▶ [WORK TO BE COMPLETED] Pick each line containing the word "JSON" out of the data below.

▶ [INFORMATION SHOWN]

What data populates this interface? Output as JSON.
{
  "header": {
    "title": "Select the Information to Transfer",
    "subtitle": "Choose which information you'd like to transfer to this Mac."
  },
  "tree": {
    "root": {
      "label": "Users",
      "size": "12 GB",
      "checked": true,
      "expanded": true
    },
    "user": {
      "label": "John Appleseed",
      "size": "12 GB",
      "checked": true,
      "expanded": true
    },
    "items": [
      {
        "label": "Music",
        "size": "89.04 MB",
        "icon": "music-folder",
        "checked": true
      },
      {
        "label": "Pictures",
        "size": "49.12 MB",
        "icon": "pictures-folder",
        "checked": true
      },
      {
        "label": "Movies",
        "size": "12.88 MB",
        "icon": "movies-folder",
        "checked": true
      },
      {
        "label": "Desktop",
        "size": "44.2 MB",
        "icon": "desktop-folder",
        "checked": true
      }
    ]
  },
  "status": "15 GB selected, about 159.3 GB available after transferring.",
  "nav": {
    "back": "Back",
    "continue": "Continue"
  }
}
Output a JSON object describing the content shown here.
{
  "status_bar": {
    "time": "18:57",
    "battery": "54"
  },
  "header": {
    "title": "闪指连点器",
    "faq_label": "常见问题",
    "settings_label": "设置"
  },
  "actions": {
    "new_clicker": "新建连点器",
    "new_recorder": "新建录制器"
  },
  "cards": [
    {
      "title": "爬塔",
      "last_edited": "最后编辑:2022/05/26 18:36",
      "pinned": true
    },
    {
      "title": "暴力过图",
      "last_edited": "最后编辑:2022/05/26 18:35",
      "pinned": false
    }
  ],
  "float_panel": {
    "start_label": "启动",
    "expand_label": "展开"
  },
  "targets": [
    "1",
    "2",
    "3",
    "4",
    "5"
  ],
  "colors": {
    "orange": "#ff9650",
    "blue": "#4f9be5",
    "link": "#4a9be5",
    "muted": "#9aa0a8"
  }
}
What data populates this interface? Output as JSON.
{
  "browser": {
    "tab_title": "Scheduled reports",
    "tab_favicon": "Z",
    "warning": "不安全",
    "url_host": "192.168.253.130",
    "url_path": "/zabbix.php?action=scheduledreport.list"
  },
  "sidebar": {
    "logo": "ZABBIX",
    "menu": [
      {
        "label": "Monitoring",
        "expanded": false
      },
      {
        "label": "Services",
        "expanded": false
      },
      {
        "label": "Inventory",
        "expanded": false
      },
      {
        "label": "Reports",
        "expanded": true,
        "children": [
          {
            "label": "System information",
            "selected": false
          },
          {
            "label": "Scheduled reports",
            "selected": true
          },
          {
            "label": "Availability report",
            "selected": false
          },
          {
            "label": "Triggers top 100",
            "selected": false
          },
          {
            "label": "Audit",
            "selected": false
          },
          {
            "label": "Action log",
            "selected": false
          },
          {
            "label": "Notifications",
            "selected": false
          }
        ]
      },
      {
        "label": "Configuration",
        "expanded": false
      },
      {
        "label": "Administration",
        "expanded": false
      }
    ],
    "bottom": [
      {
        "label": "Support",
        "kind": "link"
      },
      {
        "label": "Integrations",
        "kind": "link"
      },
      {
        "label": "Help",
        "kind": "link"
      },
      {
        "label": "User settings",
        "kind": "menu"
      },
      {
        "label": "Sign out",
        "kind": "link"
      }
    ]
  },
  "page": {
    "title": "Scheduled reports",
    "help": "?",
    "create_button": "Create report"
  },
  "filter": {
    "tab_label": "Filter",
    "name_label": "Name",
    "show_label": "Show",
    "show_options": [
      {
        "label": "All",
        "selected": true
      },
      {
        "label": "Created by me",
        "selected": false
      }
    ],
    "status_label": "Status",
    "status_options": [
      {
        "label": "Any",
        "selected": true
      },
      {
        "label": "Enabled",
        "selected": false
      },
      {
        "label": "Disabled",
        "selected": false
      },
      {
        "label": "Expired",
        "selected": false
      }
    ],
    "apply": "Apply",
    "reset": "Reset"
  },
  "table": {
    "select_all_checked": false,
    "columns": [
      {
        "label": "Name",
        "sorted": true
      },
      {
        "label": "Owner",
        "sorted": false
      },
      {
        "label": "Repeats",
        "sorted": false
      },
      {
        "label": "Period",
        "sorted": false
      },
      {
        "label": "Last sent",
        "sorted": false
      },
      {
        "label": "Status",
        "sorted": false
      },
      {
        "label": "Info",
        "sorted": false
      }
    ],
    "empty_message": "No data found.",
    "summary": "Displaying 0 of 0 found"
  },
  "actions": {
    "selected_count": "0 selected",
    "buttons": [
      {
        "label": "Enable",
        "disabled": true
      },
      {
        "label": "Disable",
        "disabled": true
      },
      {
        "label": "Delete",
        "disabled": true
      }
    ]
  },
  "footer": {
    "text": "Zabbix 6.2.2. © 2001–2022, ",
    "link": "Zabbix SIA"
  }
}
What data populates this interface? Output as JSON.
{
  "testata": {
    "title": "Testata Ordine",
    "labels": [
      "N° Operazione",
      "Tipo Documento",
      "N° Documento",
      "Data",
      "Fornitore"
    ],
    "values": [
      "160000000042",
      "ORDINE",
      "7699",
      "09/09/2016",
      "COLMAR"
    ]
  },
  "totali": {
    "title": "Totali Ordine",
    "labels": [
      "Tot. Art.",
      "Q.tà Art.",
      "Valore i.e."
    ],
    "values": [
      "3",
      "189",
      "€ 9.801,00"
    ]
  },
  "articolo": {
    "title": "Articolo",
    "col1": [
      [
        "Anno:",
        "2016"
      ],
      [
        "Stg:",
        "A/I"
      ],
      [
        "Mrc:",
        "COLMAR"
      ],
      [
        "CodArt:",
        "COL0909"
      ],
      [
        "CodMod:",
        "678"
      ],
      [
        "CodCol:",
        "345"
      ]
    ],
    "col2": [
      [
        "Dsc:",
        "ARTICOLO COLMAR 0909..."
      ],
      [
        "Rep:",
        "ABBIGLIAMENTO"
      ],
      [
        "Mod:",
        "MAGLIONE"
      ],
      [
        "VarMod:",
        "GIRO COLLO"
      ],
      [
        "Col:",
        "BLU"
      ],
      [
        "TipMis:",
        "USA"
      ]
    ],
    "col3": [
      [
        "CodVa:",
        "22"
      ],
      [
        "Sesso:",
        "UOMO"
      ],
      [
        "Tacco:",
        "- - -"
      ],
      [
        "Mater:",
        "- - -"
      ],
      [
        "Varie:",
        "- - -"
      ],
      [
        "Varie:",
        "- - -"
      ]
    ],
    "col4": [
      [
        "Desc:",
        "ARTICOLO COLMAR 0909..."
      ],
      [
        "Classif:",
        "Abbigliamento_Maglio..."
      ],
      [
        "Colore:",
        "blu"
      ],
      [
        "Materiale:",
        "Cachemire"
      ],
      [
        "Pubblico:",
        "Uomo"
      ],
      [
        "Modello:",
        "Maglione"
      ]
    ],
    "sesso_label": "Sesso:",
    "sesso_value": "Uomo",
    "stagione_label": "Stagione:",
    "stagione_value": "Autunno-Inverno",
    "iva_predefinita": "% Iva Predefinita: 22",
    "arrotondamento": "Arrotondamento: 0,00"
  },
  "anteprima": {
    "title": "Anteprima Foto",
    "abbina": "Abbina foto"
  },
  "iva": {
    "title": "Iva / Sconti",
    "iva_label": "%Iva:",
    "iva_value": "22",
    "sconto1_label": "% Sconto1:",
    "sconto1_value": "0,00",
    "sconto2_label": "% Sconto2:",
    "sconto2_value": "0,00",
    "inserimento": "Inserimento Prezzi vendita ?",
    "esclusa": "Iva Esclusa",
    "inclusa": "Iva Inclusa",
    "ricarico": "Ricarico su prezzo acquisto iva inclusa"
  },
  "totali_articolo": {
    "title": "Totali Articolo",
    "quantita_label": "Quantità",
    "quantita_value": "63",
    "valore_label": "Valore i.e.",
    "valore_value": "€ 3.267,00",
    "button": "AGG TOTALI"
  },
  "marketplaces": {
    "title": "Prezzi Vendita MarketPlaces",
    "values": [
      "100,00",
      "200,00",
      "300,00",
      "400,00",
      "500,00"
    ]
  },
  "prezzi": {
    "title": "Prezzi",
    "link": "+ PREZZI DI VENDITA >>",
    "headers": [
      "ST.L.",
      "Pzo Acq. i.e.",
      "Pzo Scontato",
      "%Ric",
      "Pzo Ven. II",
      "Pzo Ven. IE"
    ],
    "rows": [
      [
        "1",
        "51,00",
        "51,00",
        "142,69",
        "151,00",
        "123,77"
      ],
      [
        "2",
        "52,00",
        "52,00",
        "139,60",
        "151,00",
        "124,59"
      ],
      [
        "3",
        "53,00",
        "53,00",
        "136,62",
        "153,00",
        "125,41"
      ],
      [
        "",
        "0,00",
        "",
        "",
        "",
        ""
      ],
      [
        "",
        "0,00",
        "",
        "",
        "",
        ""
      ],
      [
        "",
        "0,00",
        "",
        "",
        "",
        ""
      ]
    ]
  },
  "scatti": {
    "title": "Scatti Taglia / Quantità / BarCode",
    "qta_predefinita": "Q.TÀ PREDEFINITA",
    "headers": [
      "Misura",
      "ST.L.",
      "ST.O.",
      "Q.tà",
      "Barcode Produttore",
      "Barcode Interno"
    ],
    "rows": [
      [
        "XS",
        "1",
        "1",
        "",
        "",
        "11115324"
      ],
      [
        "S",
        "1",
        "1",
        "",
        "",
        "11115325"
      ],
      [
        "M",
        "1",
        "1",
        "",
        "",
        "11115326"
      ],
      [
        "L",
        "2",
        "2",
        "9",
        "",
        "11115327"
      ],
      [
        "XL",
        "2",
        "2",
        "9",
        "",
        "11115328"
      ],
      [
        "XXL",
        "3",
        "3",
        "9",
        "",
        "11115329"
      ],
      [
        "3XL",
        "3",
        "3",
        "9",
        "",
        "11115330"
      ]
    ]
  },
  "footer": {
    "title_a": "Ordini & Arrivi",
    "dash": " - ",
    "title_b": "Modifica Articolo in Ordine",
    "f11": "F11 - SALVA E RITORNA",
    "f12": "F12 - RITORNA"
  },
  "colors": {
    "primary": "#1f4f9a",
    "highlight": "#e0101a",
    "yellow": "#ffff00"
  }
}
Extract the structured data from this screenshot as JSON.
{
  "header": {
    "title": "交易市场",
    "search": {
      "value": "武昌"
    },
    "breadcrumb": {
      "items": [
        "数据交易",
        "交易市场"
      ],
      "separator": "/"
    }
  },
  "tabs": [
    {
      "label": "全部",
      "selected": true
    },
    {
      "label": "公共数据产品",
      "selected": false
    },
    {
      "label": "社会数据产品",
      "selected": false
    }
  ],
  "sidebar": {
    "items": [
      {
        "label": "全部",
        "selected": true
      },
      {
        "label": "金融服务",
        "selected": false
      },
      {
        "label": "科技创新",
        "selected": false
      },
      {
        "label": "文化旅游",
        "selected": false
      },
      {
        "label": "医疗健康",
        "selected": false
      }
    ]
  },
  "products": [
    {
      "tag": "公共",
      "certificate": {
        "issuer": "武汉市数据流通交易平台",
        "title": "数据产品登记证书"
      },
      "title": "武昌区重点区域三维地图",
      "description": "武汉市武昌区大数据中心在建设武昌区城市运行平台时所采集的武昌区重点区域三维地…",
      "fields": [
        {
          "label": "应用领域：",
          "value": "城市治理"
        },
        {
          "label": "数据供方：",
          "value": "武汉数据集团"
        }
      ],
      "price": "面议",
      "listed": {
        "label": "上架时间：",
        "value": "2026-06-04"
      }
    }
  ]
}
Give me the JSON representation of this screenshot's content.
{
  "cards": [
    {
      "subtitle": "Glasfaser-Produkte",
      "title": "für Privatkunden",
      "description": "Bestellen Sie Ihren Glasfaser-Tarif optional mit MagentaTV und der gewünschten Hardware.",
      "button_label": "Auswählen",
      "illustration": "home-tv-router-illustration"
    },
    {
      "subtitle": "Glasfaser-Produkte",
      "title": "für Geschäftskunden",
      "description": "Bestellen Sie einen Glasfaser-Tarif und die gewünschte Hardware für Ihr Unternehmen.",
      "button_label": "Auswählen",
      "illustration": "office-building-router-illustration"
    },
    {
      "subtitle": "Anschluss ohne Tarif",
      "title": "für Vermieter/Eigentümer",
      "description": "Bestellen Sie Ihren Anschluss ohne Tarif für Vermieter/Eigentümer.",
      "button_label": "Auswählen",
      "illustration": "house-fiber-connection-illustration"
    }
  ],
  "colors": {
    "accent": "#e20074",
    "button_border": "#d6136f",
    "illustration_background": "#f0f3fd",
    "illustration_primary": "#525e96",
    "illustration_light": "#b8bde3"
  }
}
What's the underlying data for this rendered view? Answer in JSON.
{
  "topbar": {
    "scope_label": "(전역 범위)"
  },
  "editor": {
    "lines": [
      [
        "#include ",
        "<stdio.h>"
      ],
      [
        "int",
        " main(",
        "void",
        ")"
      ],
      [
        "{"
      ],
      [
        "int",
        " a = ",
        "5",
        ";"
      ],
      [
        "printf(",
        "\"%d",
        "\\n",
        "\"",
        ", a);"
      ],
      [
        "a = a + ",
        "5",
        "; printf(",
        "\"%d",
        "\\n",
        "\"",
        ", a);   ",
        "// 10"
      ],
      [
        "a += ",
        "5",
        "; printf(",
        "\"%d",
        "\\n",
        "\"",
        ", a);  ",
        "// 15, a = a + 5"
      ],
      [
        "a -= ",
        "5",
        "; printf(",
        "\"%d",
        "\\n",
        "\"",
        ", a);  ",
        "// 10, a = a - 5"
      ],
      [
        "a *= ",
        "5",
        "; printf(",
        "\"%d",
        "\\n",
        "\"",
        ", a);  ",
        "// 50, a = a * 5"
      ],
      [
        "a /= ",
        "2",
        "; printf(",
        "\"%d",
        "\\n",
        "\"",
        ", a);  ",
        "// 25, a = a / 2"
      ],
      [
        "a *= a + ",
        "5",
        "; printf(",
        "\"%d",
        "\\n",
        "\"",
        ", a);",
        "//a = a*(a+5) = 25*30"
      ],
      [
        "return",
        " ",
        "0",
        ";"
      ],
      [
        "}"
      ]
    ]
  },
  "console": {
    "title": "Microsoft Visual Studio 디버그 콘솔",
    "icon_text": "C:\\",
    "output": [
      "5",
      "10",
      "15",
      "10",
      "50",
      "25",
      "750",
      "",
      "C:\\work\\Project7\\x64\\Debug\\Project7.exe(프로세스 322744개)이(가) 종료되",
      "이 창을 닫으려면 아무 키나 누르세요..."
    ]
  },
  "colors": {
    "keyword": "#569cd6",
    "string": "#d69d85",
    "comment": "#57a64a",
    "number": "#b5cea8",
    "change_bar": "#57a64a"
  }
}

▶ [ANSWER SECTION]
What data populates this interface? Output as JSON.
Output a JSON object describing the content shown here.
What data populates this interface? Output as JSON.
What data populates this interface? Output as JSON.
Extract the structured data from this screenshot as JSON.
Give me the JSON representation of this screenshot's content.
What's the underlying data for this rendered view? Answer in JSON.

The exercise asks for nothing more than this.